Immortality has been sought after since time immemorial. Although it has yet to be achieved, it remains a driving force behind the sciences that are unravelling the mechanisms within our bodies that operate to keep us young.
So, while the deepest secrets of immortality continue to evade us, the science of healthy longevity is welcoming us with open arms and telomeres have proven to be one of the primary players in understanding the new science of life extension.
What exactly are telomeres? Telomeres are considered by many to be the body's "biological clock" and understanding what they are and their relationship to healthy longevity begins in the nucleus of cells where chromosomes make up our DNA.
Every cell in the human body houses a set of genes unique to that individual. These genes made of DNA are linked together to form long strands called chromosomes. Chromosomes come in pairs and at the end of each chromosome is a protective cap or helmet in place called a telomere.
Found at the extreme ends of chromosomes, these protective caps help to keep the chromosome from getting damaged as the cell divides. You can compare it to the seal/cap at the end of a shoestring. Without that cap, the shoestring is open to damage, the same way the chromosomes are when the telomere is too short or damaged in some way and not functioning properly.
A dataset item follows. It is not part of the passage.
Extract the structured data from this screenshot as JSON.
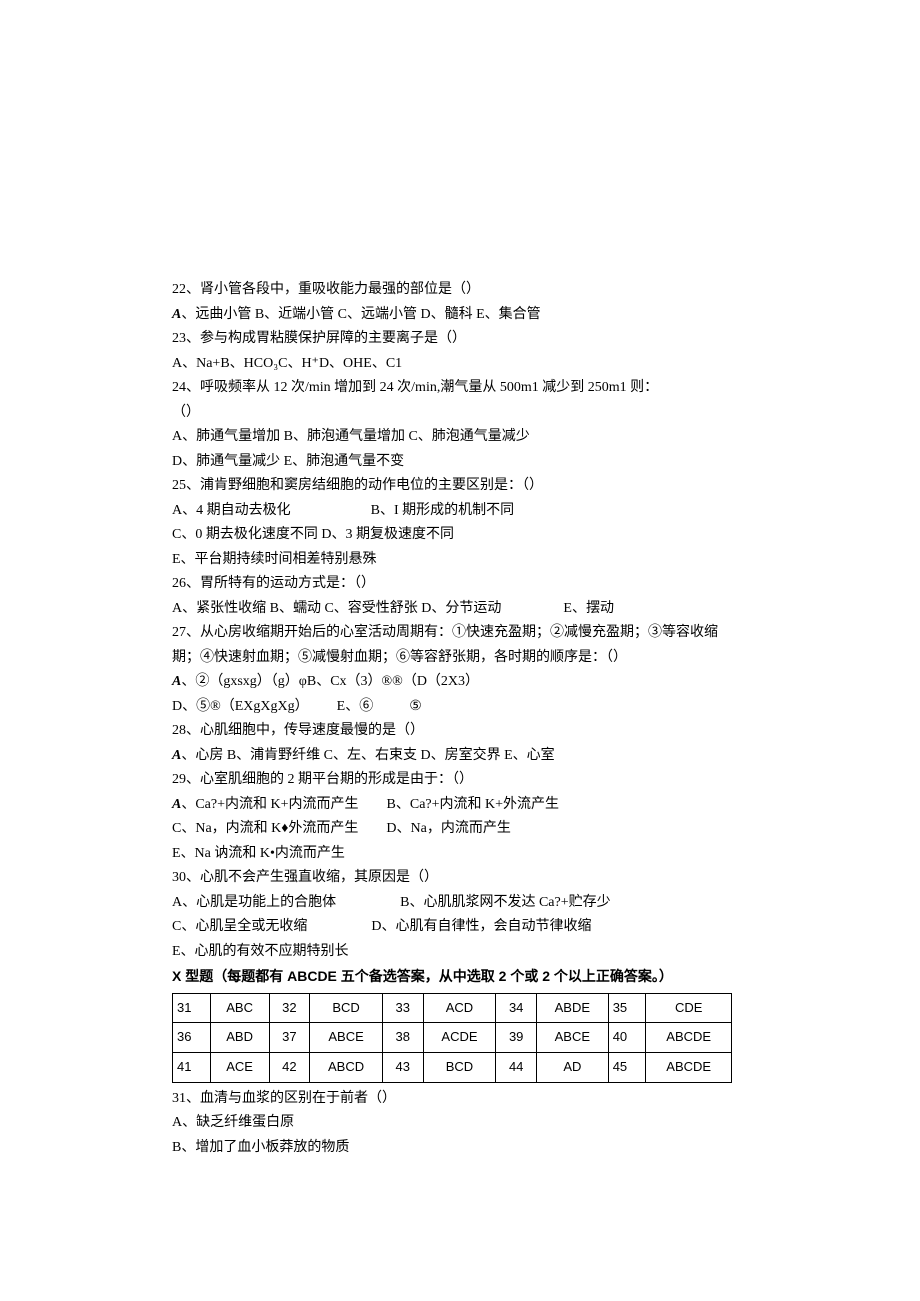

Telomeres are synthesised by an enzyme called telomerase and both telomere length and telomerase are indicated as central players in the ageing process.
Telomerase has a protein part and an RNA part and studies done on mice showed mice that lacked this important enzyme became decrepit but when the enzyme was replaced, they bounced back to health.
Telomere shortening has been directly linked with cell division. Every time a cell divides the telomeres shorten and lose a bit of length. Once a telomere reaches the critically short stage, it is unable to protect the chromosome any longer and the cell dies off.
Accelerated telomere loss is associated with numerous chronic diseases of ageing. Malfunctioning telomerase is dangerous as well and linked to ageing-linked diseases such as cardiovascular/heart disease. In other words, healthy telomeres and telomerase are indispensable when it comes to maintaining the cell's life cycle.
Although no medical therapy has yet proven itself capable of fighting telomere shortening and the ageing that comes with it, lifestyle changes have proven they can help to prevent telomere shortening and stave off ageing.
Let's examine a few beneficial habits that, once adopted, can positively affect telomere length and thus our health and lifespans.
Healthy weight – Not surprising that weight plays a significant role in telomere length since obesity and excess weight are triggers for oxidative stress. Oxidative stress in turn opens the door to DNA damage and is likely what triggers telomere shortening and a reduction in lifespans by a decade or more!
Diet – What you eat matters and the amount you eat matters. It seems that eating less is proving to add more to the anti-ageing effect. Experiments done on rats revealed that a reduction in calories consumed significantly reduces oxidative stress and thus helps to avoid DNA damage. Therefore, a reduction in calories helps the body to remain young for a longer period by reducing telomere shortening.
What you eat and don't eat can either work to help preserve your telomeres or work at damaging and shortening them. According to studies, eating antioxidant rich foods and those rich in omega-3 fatty acids (antioxidants) slows and prevents telomere shortening while eating junk food does the opposite.
A fibre rich diet is also proving beneficial to maintaining long telomeres. For the best results, stick to Mother Nature's bounty and enjoy as many local fresh foods as possible.
Exercise - Men and women who are physically active have longer telomeres than those who are sedentary. At least two sessions of muscle-strengthening activity per week is the minimum with any other challenging activity added as part of an overall active lifestyle.
It's easy to see that stress is a connecting link in all the above lifestyle habits, directly affects telomere length and releases hormones that block the anti-ageing proteins in the body. It's this excessive oxidative stress that causes telomere shortening and affects telomerase activity, so stress relief is mandatory when it comes to nurturing your telomeres and extending your years!
The bottom line is this:
Shorter telomeres are associated with lowered life expectancy. They open the door to chronic diseases such as heart disease, cancer, diabetes and dozens of others. Our daily habits are key and play a huge role in our health and our longevity.
Unhealthy ones such as lack of activity (a typical sedentary lifestyle), smoking, a processed food diet and chronic stress are all major players in the game called life and will not only influence how well our body operates while alive, but how long it stays alive!
• Carolyn Hansen is co-owner of Anytime Fitness.